RECORDS FOR THIS TASK:
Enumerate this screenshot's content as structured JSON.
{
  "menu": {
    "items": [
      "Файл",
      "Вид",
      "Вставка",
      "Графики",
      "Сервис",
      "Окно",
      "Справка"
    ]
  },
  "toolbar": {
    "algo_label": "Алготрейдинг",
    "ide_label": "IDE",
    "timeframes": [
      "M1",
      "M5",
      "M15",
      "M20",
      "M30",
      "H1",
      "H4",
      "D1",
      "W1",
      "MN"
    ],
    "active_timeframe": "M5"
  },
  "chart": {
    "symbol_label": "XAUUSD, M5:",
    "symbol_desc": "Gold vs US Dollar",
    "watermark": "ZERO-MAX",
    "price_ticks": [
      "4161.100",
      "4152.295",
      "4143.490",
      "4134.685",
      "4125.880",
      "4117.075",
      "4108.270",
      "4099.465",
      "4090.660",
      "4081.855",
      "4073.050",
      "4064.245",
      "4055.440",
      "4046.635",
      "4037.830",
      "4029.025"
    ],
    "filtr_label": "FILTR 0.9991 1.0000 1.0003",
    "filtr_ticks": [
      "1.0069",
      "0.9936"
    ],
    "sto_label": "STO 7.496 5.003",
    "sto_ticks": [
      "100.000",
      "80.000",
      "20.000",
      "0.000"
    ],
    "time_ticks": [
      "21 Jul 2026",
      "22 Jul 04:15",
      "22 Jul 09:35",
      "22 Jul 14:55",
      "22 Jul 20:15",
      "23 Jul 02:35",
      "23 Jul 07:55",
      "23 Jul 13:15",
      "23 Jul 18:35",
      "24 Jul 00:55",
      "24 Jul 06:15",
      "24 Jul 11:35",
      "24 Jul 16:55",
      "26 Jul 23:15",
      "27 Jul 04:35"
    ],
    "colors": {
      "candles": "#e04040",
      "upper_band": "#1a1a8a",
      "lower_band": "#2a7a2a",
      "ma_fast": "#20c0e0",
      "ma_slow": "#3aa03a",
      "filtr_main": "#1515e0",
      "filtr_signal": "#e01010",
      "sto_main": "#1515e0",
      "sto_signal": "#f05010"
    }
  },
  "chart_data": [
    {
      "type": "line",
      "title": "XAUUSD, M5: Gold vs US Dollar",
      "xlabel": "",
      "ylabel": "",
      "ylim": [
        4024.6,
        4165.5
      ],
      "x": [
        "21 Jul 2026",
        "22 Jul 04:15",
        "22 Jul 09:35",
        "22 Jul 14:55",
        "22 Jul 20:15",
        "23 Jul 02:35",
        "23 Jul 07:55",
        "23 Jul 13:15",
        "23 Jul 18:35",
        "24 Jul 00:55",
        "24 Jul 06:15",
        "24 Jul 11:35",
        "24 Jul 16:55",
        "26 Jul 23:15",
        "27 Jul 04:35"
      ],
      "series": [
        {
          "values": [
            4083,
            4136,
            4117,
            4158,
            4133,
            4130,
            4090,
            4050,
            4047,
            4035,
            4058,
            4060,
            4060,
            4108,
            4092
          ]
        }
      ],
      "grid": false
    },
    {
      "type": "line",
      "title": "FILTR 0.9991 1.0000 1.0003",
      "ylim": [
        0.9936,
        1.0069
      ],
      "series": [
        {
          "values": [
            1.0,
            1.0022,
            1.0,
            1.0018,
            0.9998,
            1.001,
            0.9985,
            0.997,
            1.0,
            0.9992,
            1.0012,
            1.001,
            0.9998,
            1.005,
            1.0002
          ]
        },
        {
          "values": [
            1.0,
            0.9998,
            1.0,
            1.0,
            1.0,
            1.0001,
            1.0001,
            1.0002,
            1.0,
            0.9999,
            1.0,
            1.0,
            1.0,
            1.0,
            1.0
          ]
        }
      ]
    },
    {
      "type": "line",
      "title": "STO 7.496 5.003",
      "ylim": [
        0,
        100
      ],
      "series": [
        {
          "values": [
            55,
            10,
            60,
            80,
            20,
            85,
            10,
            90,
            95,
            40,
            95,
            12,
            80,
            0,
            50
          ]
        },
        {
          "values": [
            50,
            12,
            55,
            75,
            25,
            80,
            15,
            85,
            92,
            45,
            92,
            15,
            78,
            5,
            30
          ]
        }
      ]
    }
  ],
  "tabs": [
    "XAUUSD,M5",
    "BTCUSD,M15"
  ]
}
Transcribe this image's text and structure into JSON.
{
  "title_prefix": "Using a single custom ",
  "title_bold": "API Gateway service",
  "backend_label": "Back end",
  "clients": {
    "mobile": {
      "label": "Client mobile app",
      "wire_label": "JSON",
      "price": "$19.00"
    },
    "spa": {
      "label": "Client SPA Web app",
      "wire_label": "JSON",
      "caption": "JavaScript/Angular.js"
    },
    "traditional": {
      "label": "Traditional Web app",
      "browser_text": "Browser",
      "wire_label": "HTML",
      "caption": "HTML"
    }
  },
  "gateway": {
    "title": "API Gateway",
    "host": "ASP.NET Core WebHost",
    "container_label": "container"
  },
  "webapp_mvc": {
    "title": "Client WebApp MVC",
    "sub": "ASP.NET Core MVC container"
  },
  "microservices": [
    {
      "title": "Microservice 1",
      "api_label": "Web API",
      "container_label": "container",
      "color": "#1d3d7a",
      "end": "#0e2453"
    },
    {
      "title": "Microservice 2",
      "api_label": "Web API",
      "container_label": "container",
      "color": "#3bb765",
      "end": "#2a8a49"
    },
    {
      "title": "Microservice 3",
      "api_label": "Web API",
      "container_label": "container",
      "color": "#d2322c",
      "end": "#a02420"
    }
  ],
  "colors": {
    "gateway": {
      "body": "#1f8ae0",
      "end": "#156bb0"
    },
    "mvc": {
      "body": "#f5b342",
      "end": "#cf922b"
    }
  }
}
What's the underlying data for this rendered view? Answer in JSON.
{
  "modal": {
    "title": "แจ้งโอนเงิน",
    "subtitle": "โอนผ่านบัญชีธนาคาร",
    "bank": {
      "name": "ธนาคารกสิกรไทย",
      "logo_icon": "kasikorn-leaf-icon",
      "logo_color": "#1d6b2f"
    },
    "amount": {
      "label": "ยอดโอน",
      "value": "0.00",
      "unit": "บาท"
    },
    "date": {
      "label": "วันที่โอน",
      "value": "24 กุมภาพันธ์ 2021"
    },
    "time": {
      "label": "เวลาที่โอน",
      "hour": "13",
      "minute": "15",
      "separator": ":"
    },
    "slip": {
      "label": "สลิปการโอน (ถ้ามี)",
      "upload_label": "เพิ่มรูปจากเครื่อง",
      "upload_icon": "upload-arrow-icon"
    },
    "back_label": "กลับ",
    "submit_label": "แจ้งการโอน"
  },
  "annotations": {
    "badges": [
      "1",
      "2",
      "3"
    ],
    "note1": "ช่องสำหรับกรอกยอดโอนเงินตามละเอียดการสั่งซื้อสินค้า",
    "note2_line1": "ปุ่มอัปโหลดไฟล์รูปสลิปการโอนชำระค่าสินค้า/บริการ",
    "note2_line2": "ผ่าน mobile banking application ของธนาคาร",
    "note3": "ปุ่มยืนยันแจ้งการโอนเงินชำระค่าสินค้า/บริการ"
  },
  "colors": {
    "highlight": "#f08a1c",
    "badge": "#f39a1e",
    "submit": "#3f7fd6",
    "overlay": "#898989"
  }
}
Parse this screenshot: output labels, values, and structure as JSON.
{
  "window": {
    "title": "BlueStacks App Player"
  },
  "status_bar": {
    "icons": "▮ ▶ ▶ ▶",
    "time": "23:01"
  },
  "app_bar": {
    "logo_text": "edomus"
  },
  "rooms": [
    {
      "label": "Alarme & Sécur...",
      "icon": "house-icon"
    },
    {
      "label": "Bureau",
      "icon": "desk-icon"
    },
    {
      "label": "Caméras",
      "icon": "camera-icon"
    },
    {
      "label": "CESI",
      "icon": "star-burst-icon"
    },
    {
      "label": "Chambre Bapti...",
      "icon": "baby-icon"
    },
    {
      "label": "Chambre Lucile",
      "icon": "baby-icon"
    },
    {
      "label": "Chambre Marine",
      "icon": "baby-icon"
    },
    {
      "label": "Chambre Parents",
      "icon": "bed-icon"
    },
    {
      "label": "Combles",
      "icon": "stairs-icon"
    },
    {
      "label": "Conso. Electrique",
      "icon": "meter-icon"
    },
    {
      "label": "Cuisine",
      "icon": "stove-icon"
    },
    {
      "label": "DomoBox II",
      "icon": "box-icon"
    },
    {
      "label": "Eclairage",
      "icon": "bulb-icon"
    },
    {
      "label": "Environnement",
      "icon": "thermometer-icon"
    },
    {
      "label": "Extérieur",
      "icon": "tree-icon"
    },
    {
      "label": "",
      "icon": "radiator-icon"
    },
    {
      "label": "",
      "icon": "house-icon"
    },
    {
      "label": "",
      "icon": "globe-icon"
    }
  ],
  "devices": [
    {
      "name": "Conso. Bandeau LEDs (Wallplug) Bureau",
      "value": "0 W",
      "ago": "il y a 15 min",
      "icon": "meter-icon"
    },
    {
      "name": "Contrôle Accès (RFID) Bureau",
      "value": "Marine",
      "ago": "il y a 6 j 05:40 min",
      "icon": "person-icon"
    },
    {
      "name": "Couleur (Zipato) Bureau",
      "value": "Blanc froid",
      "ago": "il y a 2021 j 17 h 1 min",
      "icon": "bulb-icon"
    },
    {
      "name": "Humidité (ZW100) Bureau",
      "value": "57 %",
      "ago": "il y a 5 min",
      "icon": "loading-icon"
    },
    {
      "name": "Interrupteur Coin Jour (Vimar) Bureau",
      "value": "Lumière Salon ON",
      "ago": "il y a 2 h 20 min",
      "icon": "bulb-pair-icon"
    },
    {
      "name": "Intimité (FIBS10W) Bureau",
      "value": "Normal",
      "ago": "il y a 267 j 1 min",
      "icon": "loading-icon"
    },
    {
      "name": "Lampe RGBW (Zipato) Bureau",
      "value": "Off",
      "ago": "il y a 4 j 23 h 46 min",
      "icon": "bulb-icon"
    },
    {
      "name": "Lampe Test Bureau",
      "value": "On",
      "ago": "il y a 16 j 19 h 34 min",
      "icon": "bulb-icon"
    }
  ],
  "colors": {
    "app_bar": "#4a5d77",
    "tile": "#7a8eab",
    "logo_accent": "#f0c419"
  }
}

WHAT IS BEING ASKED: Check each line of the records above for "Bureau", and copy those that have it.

RESULT OF THE TASK:
      "label": "Bureau",
      "name": "Conso. Bandeau LEDs (Wallplug) Bureau",
      "name": "Contrôle Accès (RFID) Bureau",
      "name": "Couleur (Zipato) Bureau",
      "name": "Humidité (ZW100) Bureau",
      "name": "Interrupteur Coin Jour (Vimar) Bureau",
      "name": "Intimité (FIBS10W) Bureau",
      "name": "Lampe RGBW (Zipato) Bureau",
      "name": "Lampe Test Bureau",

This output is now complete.